Something else that makes Twitter a little different from other social media companies is that their user-base is pretty diverse, at least when taken in comparison to Facebook. However, the employees of Twitter are not as diverse as their user-base — and although Twitter has recently stated they’re committed to diversifying their team, former Twitter employee Leslie Miley recently penned an essay about the difficulties he’d faced in his attempts to combat entrenched racial biases in the company’s culture and “blind spots” on hiring committees. It is understandable, then, given what we know about the culture of Twitter as a company, that they might not understand the unique concerns faced by their most vulnerable users. It is also frustrating and exhausting to think about how many people on staff at Twitter may have tried and failed to combat these systemic issues, only to give up or burn out.

It seems symbolically fitting, then, that Twitter now seems to have wall-papered over its systemic problems by recasting its “favorite” button, one of the most noticeable aspects of its design, with a new feel-good gloss. The alteration of a star to a red heart, as well as the phrase “like” — all of that encourages a sense of put-on positivity, rather than reflection or thoughtfulness. It reminds me of all the people who tell me I should “be more positive” instead of talking about systemic issues or harassment. There’s a whole lot about Twitter that I don’t like. But now I guess I don’t have the option to do much else.

(via Buzzfeed)

—Please make note of The Mary Sue’s general comment policy.—

Do you follow The Mary Sue on Twitter, Facebook, Tumblr, Pinterest, & Google +?

The Mary Sue is supported by our audience. When you purchase through links on our site, we may earn a small affiliate commission. Learn more about our Affiliate Policy
Image of Maddy Myers
Maddy Myers
Maddy Myers, journalist and arts critic, has written for the Boston Phoenix, Paste Magazine, MIT Technology Review, and tons more.

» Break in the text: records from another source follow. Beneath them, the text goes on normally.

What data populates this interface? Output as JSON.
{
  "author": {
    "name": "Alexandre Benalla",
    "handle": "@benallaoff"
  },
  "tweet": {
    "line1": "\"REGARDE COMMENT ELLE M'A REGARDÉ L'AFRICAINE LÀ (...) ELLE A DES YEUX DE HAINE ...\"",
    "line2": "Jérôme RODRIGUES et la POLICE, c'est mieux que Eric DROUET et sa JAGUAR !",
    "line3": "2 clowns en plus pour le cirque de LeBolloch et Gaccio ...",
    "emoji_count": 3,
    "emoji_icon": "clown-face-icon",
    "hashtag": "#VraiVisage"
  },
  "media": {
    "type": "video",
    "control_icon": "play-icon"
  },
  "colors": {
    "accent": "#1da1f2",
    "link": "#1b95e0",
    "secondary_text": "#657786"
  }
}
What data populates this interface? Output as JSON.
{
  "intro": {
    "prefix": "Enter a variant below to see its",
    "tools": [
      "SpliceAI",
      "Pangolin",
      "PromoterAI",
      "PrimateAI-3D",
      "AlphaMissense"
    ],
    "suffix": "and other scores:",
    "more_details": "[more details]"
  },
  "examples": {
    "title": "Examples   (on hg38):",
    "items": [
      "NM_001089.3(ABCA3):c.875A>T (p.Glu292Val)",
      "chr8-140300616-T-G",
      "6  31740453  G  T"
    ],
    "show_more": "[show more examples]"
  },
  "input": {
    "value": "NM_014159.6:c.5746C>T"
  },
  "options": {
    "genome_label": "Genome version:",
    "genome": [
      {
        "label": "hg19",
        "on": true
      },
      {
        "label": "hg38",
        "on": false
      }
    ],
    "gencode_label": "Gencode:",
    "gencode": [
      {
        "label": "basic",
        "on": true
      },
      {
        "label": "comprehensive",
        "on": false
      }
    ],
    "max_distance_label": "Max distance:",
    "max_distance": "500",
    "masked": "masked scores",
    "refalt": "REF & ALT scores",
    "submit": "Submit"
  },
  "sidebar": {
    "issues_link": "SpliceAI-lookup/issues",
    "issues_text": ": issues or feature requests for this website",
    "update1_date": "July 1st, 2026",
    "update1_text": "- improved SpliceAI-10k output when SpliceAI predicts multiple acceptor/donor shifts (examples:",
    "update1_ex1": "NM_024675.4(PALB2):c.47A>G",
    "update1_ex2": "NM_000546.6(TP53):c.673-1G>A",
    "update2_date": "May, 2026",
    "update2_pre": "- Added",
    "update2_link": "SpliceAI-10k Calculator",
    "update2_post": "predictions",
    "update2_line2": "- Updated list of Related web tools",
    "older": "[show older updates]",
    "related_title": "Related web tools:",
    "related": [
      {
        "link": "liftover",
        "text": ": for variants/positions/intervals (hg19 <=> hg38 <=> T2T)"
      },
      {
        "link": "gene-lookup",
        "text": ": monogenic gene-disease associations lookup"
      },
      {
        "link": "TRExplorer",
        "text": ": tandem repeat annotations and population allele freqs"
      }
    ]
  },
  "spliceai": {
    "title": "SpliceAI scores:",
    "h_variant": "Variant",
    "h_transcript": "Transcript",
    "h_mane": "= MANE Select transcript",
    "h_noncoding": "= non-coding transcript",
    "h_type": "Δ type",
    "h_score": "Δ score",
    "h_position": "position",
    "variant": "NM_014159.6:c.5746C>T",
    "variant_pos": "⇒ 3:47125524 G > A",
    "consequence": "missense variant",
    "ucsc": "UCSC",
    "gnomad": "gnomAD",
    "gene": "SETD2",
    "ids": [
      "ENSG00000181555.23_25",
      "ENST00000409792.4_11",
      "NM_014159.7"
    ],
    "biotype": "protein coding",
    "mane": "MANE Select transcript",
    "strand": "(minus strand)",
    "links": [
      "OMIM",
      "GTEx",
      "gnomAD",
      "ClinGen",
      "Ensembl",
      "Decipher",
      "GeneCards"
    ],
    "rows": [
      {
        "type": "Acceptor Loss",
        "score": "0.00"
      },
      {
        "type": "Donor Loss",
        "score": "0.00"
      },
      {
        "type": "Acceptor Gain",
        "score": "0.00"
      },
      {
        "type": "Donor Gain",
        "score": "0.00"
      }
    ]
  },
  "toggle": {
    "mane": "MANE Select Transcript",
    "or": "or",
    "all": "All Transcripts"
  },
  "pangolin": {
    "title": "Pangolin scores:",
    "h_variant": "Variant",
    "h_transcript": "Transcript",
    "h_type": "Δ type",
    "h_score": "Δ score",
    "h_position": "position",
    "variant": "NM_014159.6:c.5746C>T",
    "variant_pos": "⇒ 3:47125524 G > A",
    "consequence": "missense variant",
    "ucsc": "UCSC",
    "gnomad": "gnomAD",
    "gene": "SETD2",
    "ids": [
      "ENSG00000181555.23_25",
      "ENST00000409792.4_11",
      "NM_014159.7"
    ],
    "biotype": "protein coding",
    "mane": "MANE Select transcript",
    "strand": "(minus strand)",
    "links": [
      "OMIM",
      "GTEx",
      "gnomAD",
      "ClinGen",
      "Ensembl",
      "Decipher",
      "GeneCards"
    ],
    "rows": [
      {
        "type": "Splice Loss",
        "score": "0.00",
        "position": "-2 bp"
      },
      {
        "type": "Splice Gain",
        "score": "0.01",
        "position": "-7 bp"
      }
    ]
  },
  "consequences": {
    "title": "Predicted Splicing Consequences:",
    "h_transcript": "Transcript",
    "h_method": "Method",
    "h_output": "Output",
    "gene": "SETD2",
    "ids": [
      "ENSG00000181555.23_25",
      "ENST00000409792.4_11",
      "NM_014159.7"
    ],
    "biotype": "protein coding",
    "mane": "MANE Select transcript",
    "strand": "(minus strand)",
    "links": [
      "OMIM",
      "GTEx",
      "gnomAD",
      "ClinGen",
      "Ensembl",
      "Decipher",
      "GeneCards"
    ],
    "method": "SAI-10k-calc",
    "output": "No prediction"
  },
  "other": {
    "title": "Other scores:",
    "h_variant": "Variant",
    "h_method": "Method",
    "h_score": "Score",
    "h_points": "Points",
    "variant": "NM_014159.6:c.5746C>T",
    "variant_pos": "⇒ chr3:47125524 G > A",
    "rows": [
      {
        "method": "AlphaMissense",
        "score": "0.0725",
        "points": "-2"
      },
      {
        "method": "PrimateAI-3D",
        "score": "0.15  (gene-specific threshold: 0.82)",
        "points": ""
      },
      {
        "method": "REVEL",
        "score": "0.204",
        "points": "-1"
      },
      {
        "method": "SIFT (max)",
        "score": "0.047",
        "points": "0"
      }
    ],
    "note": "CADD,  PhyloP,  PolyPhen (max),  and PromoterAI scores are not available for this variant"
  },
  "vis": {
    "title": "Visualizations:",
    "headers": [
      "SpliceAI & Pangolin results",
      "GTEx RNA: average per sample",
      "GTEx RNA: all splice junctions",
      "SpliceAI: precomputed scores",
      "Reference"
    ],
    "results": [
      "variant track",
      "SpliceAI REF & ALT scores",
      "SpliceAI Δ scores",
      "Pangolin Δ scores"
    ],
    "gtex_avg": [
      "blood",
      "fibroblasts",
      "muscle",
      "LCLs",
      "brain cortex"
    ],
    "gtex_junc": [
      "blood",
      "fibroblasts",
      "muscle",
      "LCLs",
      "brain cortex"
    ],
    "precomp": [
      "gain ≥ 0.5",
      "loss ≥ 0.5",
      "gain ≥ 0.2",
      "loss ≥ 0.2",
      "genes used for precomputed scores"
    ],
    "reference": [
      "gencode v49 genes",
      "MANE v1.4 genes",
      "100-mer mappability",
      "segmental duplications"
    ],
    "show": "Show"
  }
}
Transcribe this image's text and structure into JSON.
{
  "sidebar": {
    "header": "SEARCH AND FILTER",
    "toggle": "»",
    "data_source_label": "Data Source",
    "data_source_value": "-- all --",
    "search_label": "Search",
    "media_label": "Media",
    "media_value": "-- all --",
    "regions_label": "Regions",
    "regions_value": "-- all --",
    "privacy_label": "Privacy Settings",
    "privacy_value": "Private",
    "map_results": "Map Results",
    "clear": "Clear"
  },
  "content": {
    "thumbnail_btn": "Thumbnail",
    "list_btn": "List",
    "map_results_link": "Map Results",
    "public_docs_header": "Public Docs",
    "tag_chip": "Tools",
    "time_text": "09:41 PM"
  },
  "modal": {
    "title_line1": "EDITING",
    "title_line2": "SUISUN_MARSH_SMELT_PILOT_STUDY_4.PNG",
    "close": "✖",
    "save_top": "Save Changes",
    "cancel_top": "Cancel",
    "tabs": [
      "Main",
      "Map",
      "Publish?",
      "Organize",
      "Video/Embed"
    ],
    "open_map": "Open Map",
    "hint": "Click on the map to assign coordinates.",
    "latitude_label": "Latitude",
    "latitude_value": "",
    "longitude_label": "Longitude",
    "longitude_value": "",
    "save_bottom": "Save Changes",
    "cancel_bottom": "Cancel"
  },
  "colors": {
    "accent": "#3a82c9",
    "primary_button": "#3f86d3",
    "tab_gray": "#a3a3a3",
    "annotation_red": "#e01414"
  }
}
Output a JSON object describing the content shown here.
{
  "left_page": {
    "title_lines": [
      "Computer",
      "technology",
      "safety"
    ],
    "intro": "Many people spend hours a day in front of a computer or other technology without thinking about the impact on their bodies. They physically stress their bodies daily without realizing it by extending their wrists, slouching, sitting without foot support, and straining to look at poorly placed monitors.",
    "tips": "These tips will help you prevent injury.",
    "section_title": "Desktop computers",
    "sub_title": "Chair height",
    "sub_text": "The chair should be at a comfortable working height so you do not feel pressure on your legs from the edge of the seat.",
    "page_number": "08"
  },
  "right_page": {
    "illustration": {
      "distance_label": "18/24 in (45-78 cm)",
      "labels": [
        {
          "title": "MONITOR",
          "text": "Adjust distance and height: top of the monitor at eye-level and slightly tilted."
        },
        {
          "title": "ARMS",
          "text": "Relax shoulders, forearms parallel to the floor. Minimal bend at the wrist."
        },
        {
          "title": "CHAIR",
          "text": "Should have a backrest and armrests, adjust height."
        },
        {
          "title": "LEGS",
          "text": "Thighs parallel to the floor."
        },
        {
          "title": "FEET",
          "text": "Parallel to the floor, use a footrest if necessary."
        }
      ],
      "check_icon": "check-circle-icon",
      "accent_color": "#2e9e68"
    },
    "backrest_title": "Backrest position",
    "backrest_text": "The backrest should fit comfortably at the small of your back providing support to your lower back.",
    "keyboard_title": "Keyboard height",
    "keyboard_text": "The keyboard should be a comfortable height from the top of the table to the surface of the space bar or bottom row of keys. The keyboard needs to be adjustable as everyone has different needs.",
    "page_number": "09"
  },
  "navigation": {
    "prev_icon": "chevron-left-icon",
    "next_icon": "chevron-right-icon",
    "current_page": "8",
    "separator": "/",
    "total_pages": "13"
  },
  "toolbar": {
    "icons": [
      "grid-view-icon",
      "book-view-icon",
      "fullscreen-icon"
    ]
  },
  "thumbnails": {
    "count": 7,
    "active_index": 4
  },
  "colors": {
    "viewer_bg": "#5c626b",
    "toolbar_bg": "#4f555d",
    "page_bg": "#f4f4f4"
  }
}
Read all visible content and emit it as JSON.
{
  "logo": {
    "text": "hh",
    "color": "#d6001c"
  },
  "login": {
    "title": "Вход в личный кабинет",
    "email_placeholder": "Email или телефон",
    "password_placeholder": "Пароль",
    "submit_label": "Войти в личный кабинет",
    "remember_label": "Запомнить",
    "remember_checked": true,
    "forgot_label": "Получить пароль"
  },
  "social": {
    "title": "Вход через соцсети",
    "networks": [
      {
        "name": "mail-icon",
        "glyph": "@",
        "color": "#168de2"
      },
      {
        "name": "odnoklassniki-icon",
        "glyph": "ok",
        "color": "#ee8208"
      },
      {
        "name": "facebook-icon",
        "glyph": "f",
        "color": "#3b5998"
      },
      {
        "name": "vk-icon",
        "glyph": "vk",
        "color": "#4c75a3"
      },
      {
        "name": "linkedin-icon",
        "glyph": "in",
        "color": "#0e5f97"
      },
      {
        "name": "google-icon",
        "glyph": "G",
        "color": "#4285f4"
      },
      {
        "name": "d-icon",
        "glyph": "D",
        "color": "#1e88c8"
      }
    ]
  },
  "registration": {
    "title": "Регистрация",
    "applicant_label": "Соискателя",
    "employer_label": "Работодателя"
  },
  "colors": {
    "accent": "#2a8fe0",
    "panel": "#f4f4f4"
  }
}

She is a host on a videogame podcast called Isometric (, and she plays the keytar in a band called the Robot Knights (